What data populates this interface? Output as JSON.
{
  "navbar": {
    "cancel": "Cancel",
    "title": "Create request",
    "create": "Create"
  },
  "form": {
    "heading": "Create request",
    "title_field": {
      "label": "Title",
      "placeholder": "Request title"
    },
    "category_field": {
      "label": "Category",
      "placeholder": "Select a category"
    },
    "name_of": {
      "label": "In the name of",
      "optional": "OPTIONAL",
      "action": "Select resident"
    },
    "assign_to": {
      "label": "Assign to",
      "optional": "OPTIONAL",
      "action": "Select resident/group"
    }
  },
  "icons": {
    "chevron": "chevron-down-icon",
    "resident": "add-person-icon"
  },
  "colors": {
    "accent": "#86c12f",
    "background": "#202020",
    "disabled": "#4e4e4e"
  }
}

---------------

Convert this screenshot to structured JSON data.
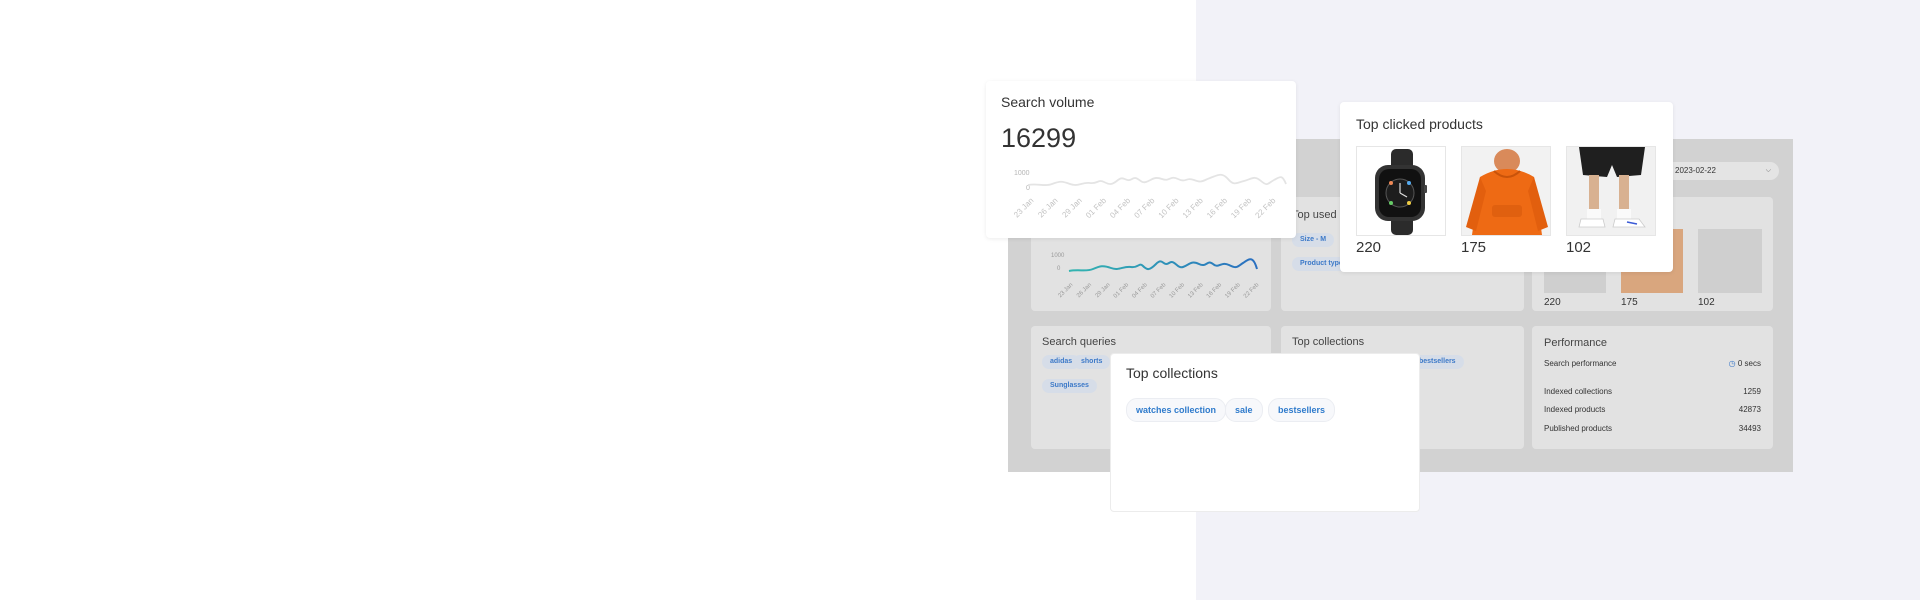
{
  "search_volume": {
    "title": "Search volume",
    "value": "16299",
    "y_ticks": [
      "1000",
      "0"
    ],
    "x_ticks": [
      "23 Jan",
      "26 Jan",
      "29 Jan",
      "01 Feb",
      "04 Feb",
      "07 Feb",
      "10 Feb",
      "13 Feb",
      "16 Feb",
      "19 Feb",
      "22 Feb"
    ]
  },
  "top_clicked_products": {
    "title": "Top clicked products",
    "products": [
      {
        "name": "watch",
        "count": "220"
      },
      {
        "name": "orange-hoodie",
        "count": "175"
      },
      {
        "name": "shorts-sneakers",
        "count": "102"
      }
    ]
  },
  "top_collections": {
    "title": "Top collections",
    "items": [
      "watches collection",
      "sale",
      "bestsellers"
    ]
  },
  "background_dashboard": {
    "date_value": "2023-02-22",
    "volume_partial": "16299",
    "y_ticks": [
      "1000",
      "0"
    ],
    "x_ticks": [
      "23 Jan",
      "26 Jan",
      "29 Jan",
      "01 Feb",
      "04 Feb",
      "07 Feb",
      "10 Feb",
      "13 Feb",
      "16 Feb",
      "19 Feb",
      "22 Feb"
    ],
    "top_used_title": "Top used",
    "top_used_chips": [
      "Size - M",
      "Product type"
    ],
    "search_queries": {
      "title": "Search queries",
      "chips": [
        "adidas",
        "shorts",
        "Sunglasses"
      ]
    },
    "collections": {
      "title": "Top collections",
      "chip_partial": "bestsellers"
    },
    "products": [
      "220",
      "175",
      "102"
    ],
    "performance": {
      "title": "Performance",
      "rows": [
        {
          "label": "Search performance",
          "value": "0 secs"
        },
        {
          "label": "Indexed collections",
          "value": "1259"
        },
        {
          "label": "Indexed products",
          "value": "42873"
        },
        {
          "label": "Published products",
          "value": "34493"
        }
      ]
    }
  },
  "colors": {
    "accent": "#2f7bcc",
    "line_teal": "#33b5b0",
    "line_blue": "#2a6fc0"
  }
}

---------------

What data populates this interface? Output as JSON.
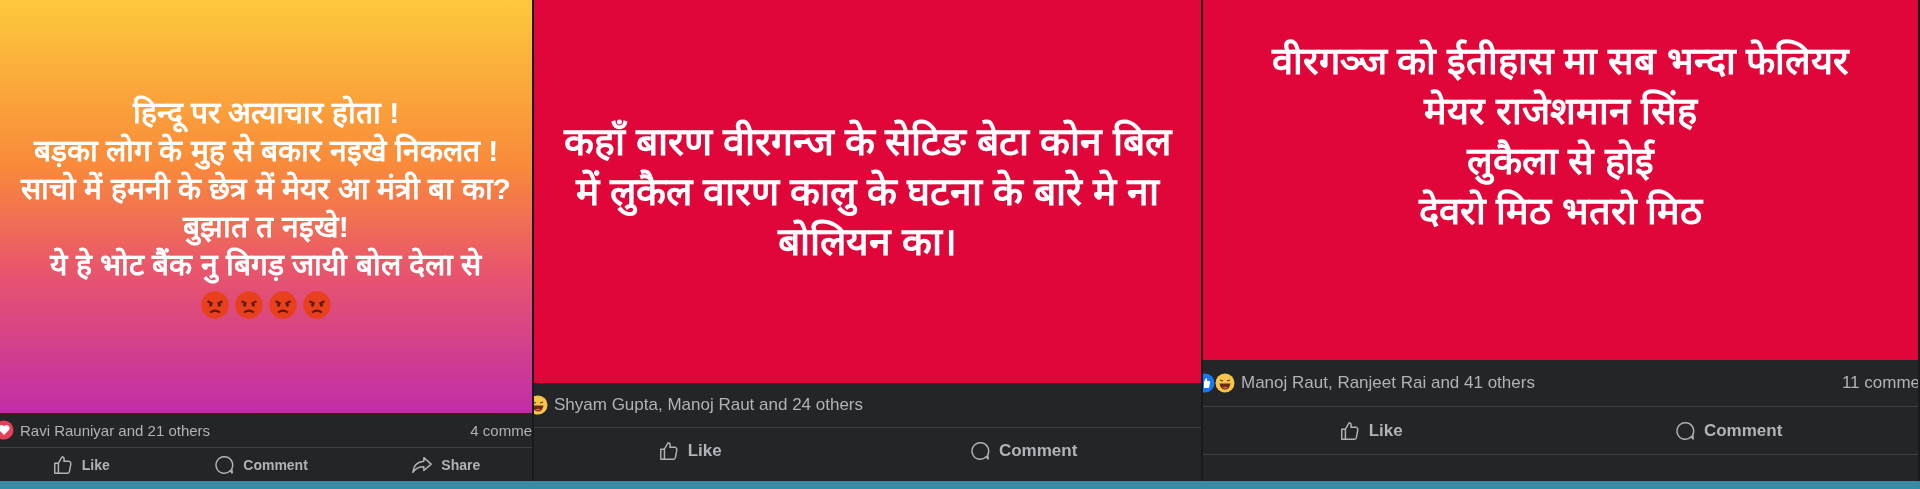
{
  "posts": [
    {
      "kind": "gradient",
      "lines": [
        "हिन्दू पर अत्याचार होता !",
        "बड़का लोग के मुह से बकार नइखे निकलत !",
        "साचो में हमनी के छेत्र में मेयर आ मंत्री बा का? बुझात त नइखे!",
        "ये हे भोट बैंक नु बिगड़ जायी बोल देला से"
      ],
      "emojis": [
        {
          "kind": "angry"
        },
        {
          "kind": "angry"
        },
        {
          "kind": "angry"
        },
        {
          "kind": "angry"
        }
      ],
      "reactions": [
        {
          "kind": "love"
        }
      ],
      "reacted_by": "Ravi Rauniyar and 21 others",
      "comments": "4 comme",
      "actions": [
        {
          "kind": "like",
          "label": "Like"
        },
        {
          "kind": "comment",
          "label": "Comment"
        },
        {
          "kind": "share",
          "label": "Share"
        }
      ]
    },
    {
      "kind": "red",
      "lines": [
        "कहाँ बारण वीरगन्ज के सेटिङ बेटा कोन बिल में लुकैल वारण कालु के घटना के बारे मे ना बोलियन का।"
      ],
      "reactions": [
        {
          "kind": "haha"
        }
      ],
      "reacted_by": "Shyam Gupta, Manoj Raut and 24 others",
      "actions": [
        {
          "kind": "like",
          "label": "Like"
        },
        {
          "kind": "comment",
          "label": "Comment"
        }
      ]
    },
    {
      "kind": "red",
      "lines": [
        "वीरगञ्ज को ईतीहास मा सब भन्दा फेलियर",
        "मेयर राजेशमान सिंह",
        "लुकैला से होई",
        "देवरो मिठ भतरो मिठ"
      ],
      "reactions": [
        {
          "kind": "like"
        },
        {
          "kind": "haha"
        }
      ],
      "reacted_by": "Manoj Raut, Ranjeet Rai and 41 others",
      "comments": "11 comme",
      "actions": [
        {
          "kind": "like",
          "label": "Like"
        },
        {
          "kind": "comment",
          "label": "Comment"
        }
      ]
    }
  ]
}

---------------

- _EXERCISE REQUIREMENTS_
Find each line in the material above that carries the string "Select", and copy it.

- _OUTPUT FOR THIS EXERCISE_
      "placeholder": "Select a category"
      "action": "Select resident"
      "action": "Select resident/group"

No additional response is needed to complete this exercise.